Kyle Gibson's feast or famine campaign has been leaning pretty harshly on the famine side of things lately, and he imploded in game one today before his offense even had a chance to think about waking up. He was all over the zone in his three innings of work and was smashed, giving up seven runs off of seven hits and two walks. Gibson didn't record a strikeout, but if misery is your thing then you'll feel better about watching replays of the homers from Carlos Santana and Yan Gomes.

Corey Kluber exacted his revenge for getting beat by the Twins earlier this year, allowing a run in the first and a run in the ninth but otherwise stymieing the struggling Minnesota offense. Kluber was outstanding.

Ricky Nolasco gave the Twins a chance in game two, at least. He struck out five and didn't walk anyone in seven innings, giving up the only two runs of the contest. 25-year old lefty T.J. House managed to come up with a performance on par with Kluber's, striking out eight and scattering four hits over seven shutout innings.

It was an awful day to watch Minnesota Twins baseball. This team is desperately looking for ways to win games and, somehow, come out further ahead this year than they did last year. Right now, I'm having a hard time believing that's feasible.

Double-header notes

  • The Twins combined for one walks. Sorry, one walk. Forgive the incorrect pluralization, I'm just baffled that one team can walk so little in 18 innings.
  • Lester Oliveros threw a scoreless inning of relief. His ERA is still 27.00.
  • I think Gardy is losing his mind with the results some of his players are putting up. Did you read his post-game comments about Gibson?
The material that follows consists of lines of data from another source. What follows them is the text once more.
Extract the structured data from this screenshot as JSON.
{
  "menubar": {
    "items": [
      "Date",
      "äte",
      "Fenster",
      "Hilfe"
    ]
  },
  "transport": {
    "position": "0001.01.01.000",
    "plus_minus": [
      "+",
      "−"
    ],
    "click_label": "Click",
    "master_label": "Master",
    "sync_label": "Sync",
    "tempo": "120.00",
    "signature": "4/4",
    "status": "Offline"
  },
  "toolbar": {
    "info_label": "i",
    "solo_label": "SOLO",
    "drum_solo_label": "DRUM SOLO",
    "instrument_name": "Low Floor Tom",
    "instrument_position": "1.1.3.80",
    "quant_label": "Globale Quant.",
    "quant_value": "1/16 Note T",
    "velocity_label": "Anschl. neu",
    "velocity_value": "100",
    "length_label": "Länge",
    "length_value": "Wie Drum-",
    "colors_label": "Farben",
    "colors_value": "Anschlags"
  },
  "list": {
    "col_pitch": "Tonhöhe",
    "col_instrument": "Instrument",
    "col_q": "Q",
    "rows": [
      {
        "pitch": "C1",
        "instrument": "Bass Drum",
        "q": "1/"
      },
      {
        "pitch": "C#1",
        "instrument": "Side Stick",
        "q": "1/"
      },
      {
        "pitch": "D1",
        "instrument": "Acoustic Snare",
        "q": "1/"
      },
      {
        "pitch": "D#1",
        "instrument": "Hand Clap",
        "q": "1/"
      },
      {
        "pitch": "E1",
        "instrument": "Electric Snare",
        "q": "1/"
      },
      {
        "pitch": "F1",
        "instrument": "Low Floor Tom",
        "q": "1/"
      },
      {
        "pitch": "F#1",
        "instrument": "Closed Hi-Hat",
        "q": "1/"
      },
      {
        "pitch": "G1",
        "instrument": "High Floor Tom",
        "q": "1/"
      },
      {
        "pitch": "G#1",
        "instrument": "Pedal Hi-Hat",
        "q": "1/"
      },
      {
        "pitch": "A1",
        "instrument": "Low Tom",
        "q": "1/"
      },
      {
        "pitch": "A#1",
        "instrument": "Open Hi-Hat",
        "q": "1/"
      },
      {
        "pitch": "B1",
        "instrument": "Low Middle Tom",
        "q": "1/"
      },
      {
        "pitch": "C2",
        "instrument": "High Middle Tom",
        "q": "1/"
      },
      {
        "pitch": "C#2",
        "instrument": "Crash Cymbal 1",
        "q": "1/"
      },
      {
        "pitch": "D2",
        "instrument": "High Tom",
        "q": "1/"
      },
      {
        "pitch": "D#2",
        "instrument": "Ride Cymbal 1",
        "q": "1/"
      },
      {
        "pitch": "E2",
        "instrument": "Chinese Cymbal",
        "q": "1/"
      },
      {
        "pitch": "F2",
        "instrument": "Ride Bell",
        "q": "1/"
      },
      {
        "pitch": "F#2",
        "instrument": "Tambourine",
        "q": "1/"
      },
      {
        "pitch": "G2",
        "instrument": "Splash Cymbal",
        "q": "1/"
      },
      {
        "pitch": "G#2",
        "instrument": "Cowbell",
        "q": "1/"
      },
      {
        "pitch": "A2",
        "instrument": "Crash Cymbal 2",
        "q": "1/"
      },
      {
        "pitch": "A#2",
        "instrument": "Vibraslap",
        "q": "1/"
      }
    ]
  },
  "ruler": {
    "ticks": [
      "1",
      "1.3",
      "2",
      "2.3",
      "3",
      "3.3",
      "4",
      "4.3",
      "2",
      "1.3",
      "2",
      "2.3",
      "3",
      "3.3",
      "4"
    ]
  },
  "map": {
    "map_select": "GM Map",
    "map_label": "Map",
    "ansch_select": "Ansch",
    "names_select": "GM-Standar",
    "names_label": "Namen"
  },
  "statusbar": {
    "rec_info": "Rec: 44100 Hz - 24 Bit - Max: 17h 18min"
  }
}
The subtext was nothing but swears.

Ricky Nolasco


Ain't nobody got the time for that list